The Foreign Office’s decision to tell British people to leave Tunisia might be the right decision, but no-one should be under any illusions as to the scale of the disaster that it represents for the Tunisians.
Of the four countries in the northwest of Africa that border the Mediterranean – Morocco, Algeria, Libya and Tunisia – the latter has long been the most popular with European visitors.
It is a stable and relatively prosperous nation, certainly in comparison to its immediate neighbours to the west and east, Algeria and Libya.
The decision to fly home more than 3,000 tourists is an economic catastrophe. The last thing anyone in Europe should want to see is Tunisia becoming impoverished, which could happen if its tourist industry collapses.
That then could would almost certainly lead to more extremism there, just across from Europe.
The British government has a fiendishly difficult decision to make – there would be uproar if tourists died when it was in receipt of information about a “highly likely” attack.

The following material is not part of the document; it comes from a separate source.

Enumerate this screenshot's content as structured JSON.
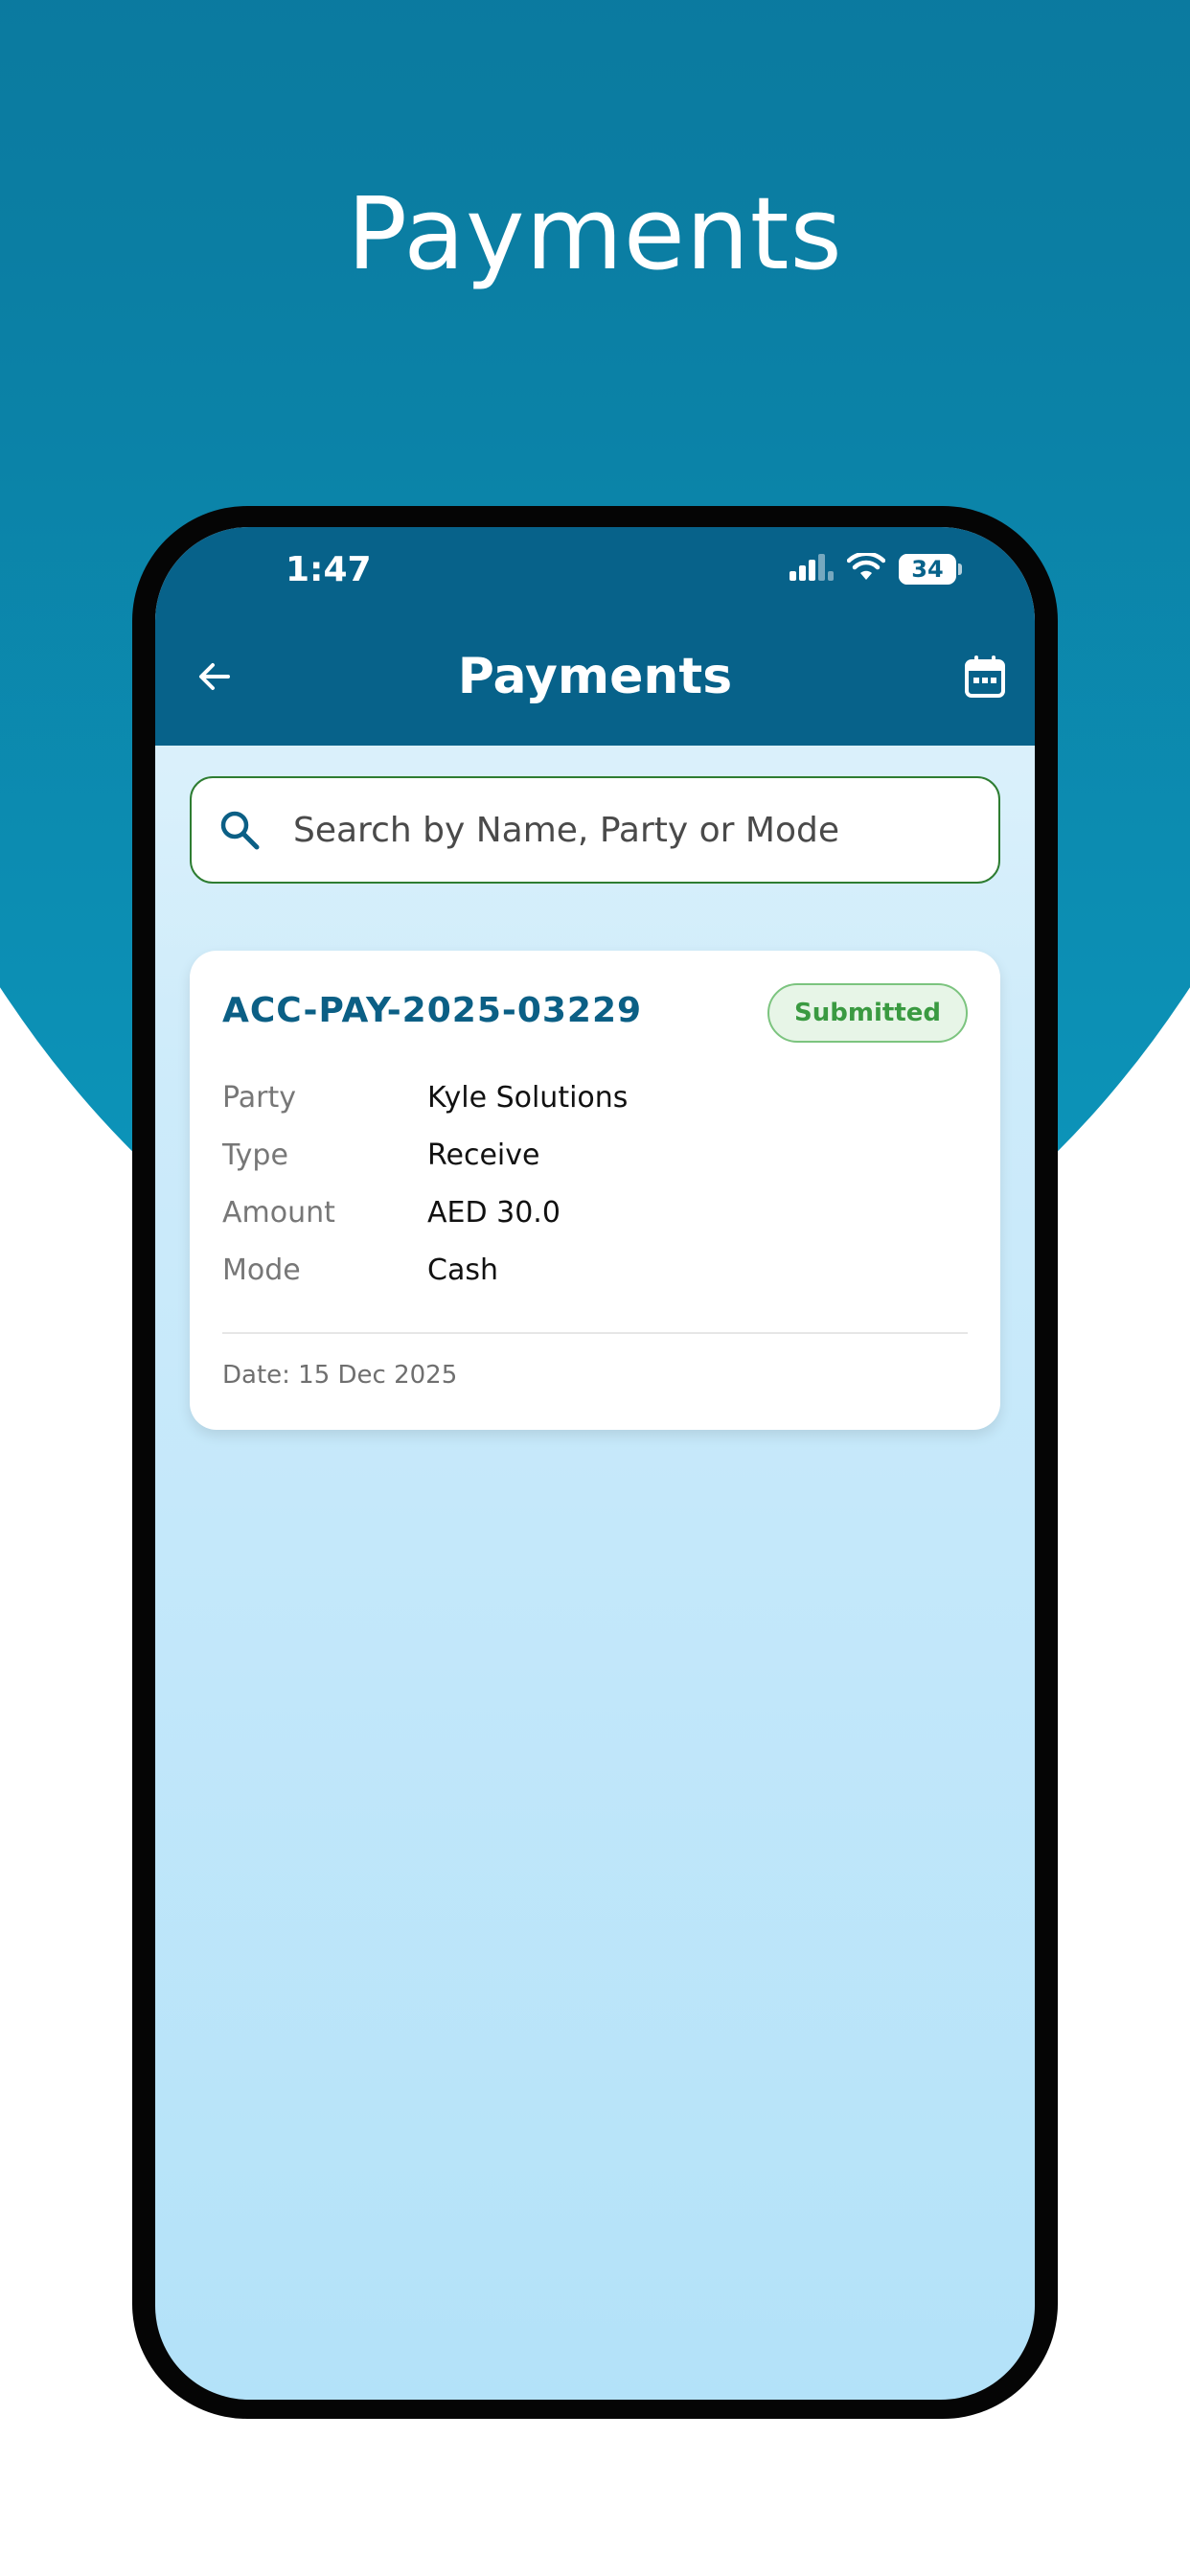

It is right to be cautious. But it is worth bearing in mind that some tourists who are there now have said they feel very safe, given the high profile security, and that the recent atrocity was effectively a lone operation.
It is also worth noting that the risk of terrorist attack in most global tourist resorts is very slim. Even in Tunisia and Morocco, which experienced a bomb in 2011 in the popular city of Marrakesh but is now thriving, the overall number of fatalities is minuscule proportionate to visitor numbers.
We hope that the situation is soon such that the Foreign Office advice an be overturned and the many tourists who love Tunisia, and are return visitors because of the hospitality they receive, can resume their visits to the country.
Tunisia, like Greece, badly needs our money. We must do our utmost not to submit to the extremists.